(What is required) Filter the entries and keep only the lines where the string "structure" appears.

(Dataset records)
====

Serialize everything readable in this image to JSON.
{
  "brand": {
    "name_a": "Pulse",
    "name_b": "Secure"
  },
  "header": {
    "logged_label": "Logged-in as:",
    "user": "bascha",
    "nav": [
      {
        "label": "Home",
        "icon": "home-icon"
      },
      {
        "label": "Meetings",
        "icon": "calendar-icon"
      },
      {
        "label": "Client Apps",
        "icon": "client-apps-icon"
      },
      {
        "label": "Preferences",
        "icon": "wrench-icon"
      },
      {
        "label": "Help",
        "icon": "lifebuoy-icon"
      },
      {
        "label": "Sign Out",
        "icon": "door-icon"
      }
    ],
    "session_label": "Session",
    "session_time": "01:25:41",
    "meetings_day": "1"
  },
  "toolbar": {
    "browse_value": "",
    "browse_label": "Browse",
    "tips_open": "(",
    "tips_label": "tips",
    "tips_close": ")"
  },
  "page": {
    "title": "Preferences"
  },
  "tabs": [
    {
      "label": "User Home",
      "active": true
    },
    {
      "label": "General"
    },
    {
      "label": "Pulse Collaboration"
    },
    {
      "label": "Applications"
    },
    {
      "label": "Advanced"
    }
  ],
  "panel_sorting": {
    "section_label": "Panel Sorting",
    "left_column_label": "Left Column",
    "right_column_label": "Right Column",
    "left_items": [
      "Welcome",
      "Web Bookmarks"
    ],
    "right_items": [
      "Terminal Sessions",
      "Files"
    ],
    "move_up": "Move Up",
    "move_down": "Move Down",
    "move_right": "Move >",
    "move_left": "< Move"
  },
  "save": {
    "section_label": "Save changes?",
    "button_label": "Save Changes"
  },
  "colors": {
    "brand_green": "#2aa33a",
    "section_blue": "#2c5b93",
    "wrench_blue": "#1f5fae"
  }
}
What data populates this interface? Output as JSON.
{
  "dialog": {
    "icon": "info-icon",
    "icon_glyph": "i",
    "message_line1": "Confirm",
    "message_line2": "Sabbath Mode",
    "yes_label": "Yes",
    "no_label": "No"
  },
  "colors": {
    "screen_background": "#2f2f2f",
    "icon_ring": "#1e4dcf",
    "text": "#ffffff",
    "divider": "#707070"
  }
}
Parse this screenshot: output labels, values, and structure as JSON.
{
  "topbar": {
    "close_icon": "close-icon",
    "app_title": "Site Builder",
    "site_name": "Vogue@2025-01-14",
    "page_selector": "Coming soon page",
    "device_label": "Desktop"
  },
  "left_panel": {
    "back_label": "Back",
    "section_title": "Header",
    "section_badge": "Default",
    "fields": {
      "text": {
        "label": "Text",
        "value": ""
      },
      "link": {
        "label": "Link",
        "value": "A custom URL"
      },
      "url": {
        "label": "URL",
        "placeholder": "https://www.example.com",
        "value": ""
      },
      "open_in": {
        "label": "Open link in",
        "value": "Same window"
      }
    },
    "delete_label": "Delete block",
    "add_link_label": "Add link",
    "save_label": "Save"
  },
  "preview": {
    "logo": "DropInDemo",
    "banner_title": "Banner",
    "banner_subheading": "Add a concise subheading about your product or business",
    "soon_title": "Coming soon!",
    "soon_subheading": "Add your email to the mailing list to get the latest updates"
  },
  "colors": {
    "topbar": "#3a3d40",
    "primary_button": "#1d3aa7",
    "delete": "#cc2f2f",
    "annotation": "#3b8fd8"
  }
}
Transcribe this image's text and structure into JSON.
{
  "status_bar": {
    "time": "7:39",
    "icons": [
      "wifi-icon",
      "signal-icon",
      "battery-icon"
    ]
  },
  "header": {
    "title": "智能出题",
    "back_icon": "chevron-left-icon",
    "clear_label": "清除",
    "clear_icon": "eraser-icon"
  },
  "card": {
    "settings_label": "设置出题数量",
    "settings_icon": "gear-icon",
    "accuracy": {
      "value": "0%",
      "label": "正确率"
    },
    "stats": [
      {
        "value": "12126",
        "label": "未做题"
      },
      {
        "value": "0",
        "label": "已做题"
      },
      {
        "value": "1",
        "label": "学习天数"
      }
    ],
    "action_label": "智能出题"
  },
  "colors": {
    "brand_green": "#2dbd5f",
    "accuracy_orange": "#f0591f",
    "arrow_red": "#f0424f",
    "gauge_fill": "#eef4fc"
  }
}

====

(Answer to the exercise)
Parse this screenshot: output labels, values, and structure as JSON.
Transcribe this image's text and structure into JSON.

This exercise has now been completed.